Task details: Make an exact copy of every entry.
━━ Recorded information
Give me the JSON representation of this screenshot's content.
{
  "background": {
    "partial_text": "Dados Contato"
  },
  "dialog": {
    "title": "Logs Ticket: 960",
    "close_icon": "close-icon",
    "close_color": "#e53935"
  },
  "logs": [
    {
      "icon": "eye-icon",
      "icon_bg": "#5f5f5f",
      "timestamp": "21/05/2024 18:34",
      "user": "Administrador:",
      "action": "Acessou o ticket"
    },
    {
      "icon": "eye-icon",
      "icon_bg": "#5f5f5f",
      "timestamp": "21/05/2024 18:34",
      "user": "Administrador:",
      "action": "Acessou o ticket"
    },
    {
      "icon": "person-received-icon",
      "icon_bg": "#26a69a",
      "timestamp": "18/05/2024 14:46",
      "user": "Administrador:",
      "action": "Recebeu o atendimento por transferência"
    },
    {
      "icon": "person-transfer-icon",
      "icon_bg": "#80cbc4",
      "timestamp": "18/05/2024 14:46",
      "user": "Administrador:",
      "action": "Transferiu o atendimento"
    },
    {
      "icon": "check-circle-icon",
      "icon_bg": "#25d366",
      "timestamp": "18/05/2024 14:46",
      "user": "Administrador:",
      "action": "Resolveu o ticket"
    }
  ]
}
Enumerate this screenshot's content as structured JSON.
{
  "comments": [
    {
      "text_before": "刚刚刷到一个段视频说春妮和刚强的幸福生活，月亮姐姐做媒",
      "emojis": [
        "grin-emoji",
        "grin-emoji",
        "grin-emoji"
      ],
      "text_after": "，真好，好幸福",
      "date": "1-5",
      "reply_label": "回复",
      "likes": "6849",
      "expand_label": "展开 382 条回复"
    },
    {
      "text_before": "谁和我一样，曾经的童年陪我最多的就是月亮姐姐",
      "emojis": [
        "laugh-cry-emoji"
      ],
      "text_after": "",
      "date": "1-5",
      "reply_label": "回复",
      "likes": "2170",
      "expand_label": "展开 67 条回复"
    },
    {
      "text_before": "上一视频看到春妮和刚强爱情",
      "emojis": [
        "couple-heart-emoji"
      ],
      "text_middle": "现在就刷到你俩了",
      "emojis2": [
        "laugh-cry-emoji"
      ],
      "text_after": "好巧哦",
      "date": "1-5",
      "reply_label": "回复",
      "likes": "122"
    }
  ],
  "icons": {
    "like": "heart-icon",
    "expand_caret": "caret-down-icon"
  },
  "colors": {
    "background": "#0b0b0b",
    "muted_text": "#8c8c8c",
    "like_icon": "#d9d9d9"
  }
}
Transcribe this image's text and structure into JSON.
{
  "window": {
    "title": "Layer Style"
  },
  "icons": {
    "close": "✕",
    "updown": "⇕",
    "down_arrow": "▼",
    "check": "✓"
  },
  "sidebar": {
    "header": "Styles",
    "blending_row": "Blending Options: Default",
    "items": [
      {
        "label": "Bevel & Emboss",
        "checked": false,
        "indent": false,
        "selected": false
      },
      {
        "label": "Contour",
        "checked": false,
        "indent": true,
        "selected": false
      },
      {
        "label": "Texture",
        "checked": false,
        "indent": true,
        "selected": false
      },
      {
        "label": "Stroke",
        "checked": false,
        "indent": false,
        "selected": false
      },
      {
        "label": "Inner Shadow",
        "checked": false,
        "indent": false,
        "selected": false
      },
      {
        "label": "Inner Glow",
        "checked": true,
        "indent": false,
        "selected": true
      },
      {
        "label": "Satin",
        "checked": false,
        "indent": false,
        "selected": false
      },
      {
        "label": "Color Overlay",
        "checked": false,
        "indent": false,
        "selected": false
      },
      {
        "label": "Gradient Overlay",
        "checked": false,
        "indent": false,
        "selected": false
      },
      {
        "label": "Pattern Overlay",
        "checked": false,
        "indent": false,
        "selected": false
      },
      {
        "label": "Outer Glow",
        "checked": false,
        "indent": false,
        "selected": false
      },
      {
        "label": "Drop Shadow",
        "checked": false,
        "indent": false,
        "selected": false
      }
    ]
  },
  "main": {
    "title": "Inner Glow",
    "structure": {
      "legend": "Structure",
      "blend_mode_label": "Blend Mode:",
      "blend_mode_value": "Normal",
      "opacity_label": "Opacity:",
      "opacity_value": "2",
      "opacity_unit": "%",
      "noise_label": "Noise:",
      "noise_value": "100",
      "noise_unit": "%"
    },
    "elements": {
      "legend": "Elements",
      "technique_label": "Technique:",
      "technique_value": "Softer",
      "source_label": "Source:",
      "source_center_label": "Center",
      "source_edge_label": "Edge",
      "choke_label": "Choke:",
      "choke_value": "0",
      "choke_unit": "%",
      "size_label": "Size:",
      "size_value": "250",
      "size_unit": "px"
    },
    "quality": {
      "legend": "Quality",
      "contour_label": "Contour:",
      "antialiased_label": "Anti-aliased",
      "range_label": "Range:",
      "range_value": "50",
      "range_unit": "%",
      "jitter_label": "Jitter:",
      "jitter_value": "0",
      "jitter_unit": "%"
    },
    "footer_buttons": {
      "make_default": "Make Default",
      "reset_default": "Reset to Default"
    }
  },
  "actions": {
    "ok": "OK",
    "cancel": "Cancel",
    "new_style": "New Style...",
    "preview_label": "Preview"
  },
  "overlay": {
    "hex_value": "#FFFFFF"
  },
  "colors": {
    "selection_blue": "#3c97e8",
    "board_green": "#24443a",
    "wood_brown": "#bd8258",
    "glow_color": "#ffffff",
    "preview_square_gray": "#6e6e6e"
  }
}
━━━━
Response area:
Give me the JSON representation of this screenshot's content.
{
  "background": {
    "partial_text": "Dados Contato"
  },
  "dialog": {
    "title": "Logs Ticket: 960",
    "close_icon": "close-icon",
    "close_color": "#e53935"
  },
  "logs": [
    {
      "icon": "eye-icon",
      "icon_bg": "#5f5f5f",
      "timestamp": "21/05/2024 18:34",
      "user": "Administrador:",
      "action": "Acessou o ticket"
    },
    {
      "icon": "eye-icon",
      "icon_bg": "#5f5f5f",
      "timestamp": "21/05/2024 18:34",
      "user": "Administrador:",
      "action": "Acessou o ticket"
    },
    {
      "icon": "person-received-icon",
      "icon_bg": "#26a69a",
      "timestamp": "18/05/2024 14:46",
      "user": "Administrador:",
      "action": "Recebeu o atendimento por transferência"
    },
    {
      "icon": "person-transfer-icon",
      "icon_bg": "#80cbc4",
      "timestamp": "18/05/2024 14:46",
      "user": "Administrador:",
      "action": "Transferiu o atendimento"
    },
    {
      "icon": "check-circle-icon",
      "icon_bg": "#25d366",
      "timestamp": "18/05/2024 14:46",
      "user": "Administrador:",
      "action": "Resolveu o ticket"
    }
  ]
}
Enumerate this screenshot's content as structured JSON.
{
  "comments": [
    {
      "text_before": "刚刚刷到一个段视频说春妮和刚强的幸福生活，月亮姐姐做媒",
      "emojis": [
        "grin-emoji",
        "grin-emoji",
        "grin-emoji"
      ],
      "text_after": "，真好，好幸福",
      "date": "1-5",
      "reply_label": "回复",
      "likes": "6849",
      "expand_label": "展开 382 条回复"
    },
    {
      "text_before": "谁和我一样，曾经的童年陪我最多的就是月亮姐姐",
      "emojis": [
        "laugh-cry-emoji"
      ],
      "text_after": "",
      "date": "1-5",
      "reply_label": "回复",
      "likes": "2170",
      "expand_label": "展开 67 条回复"
    },
    {
      "text_before": "上一视频看到春妮和刚强爱情",
      "emojis": [
        "couple-heart-emoji"
      ],
      "text_middle": "现在就刷到你俩了",
      "emojis2": [
        "laugh-cry-emoji"
      ],
      "text_after": "好巧哦",
      "date": "1-5",
      "reply_label": "回复",
      "likes": "122"
    }
  ],
  "icons": {
    "like": "heart-icon",
    "expand_caret": "caret-down-icon"
  },
  "colors": {
    "background": "#0b0b0b",
    "muted_text": "#8c8c8c",
    "like_icon": "#d9d9d9"
  }
}
Transcribe this image's text and structure into JSON.
{
  "window": {
    "title": "Layer Style"
  },
  "icons": {
    "close": "✕",
    "updown": "⇕",
    "down_arrow": "▼",
    "check": "✓"
  },
  "sidebar": {
    "header": "Styles",
    "blending_row": "Blending Options: Default",
    "items": [
      {
        "label": "Bevel & Emboss",
        "checked": false,
        "indent": false,
        "selected": false
      },
      {
        "label": "Contour",
        "checked": false,
        "indent": true,
        "selected": false
      },
      {
        "label": "Texture",
        "checked": false,
        "indent": true,
        "selected": false
      },
      {
        "label": "Stroke",
        "checked": false,
        "indent": false,
        "selected": false
      },
      {
        "label": "Inner Shadow",
        "checked": false,
        "indent": false,
        "selected": false
      },
      {
        "label": "Inner Glow",
        "checked": true,
        "indent": false,
        "selected": true
      },
      {
        "label": "Satin",
        "checked": false,
        "indent": false,
        "selected": false
      },
      {
        "label": "Color Overlay",
        "checked": false,
        "indent": false,
        "selected": false
      },
      {
        "label": "Gradient Overlay",
        "checked": false,
        "indent": false,
        "selected": false
      },
      {
        "label": "Pattern Overlay",
        "checked": false,
        "indent": false,
        "selected": false
      },
      {
        "label": "Outer Glow",
        "checked": false,
        "indent": false,
        "selected": false
      },
      {
        "label": "Drop Shadow",
        "checked": false,
        "indent": false,
        "selected": false
      }
    ]
  },
  "main": {
    "title": "Inner Glow",
    "structure": {
      "legend": "Structure",
      "blend_mode_label": "Blend Mode:",
      "blend_mode_value": "Normal",
      "opacity_label": "Opacity:",
      "opacity_value": "2",
      "opacity_unit": "%",
      "noise_label": "Noise:",
      "noise_value": "100",
      "noise_unit": "%"
    },
    "elements": {
      "legend": "Elements",
      "technique_label": "Technique:",
      "technique_value": "Softer",
      "source_label": "Source:",
      "source_center_label": "Center",
      "source_edge_label": "Edge",
      "choke_label": "Choke:",
      "choke_value": "0",
      "choke_unit": "%",
      "size_label": "Size:",
      "size_value": "250",
      "size_unit": "px"
    },
    "quality": {
      "legend": "Quality",
      "contour_label": "Contour:",
      "antialiased_label": "Anti-aliased",
      "range_label": "Range:",
      "range_value": "50",
      "range_unit": "%",
      "jitter_label": "Jitter:",
      "jitter_value": "0",
      "jitter_unit": "%"
    },
    "footer_buttons": {
      "make_default": "Make Default",
      "reset_default": "Reset to Default"
    }
  },
  "actions": {
    "ok": "OK",
    "cancel": "Cancel",
    "new_style": "New Style...",
    "preview_label": "Preview"
  },
  "overlay": {
    "hex_value": "#FFFFFF"
  },
  "colors": {
    "selection_blue": "#3c97e8",
    "board_green": "#24443a",
    "wood_brown": "#bd8258",
    "glow_color": "#ffffff",
    "preview_square_gray": "#6e6e6e"
  }
}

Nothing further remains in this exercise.